The Ministry of Mines and Steel Development, MMSD, said it had reclaimed 37 abandoned mine sites from 2008 to date.
Vivian Okono, the Director, Mines and Environmental Compliance Department, MMSD, disclosed this in an interview with the News Agency of Nigeria on Thursday in Abuja.
Mrs Okono said that the abandoned mine sites were reclaimed due to the hazard they posed to the communities, adding that six more sites would be reclaimed in 2022.
She said that five sites were reclaimed in 2020 and six in 2021.
“Six sites will be reclaimed this year, the beneficiary states are, Osun, Ebonyi, Bauchi, Plateau and Nasarawa states,” she said.
She said that before the 2007 Mineral and Mining Act was enacted, mining activities were being conducted indiscriminately, mine pits were abandoned and they posed high risks to the communities.
She said that the enactment of the 2007 mineral and mining act stipulated that abandoned mine sites in the country should be reclaimed.
Recall that the abandoned mine sites were generated during the colonial era when there were no laws backing mining operations in Nigeria.
“Before the mineral and mining act was enacted, mining was conducted indiscriminately without any regard for the environment, they mined and left the pits without covering them.
“Section 121 of the act stipulated that abandoned mine sites should be reclaimed.
“It emphasised that every mining titleholder must set aside five per cent of the total cost of its investment for reclamation in case he failed to reclaim the site after mining.
“The five per cent is domiciled with the CBN, the ministry collects the money to reclaim the site but in case the mining investor reclaims the site after its mining activity is completed, then he gets the money back,” Mrs Okono said.

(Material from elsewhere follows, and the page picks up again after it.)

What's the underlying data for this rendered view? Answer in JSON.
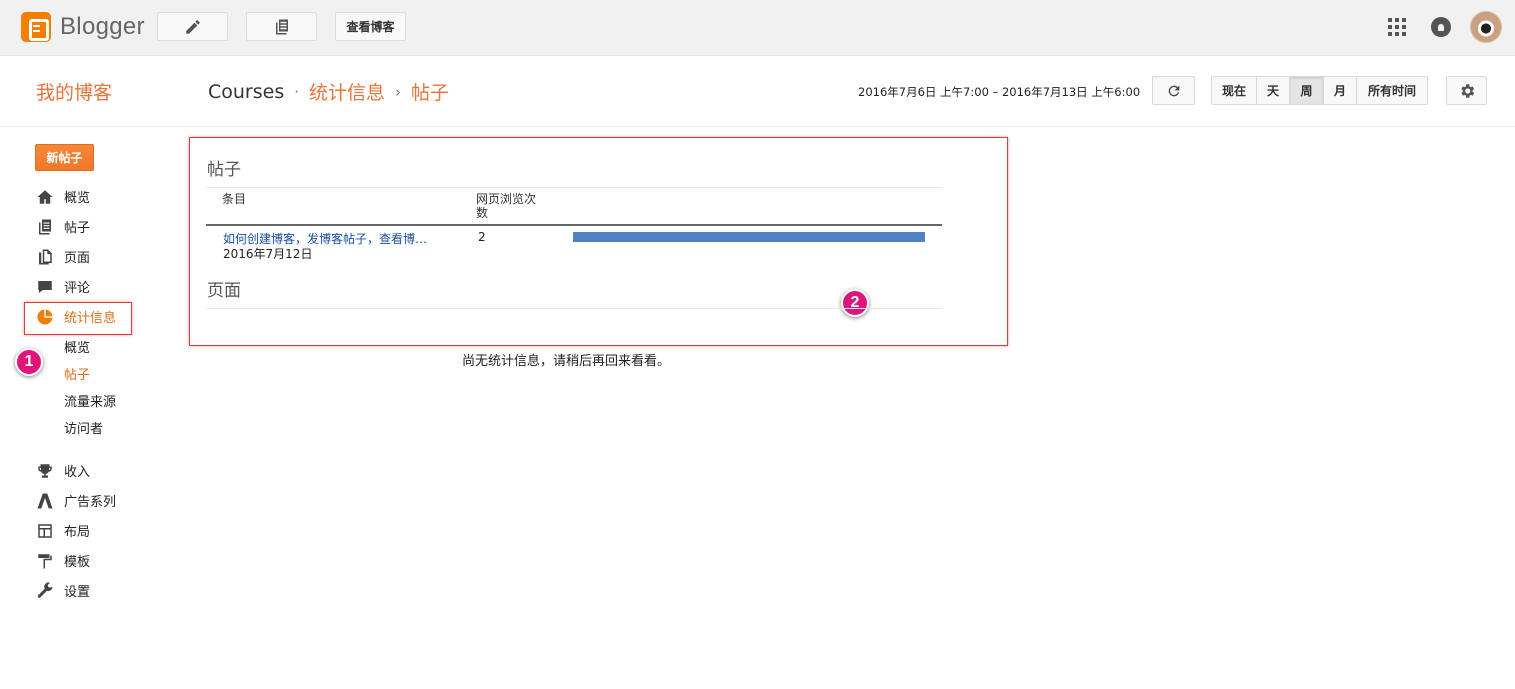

She said that the department would commence sensitisation on water pollution, as some villagers collected water from the abandoned mine pit for cooking, drinking and irrigating their fruits and vegetables.
“Water from the abandoned mine pits have heavy metals such as iron, lead, mercury and using the water for consumption and irrigation can pose dangers to their health.
“We take sample of the water and even the sand around the abandoned mine sites to the laboratory for analysis.
“In case we discover heavy metals and the soil is also contaminated from the analysis result, we sensitise the villagers on the hazard.
“We have done many sensitisation in the affected states and we will continue to sensitise them,” she said.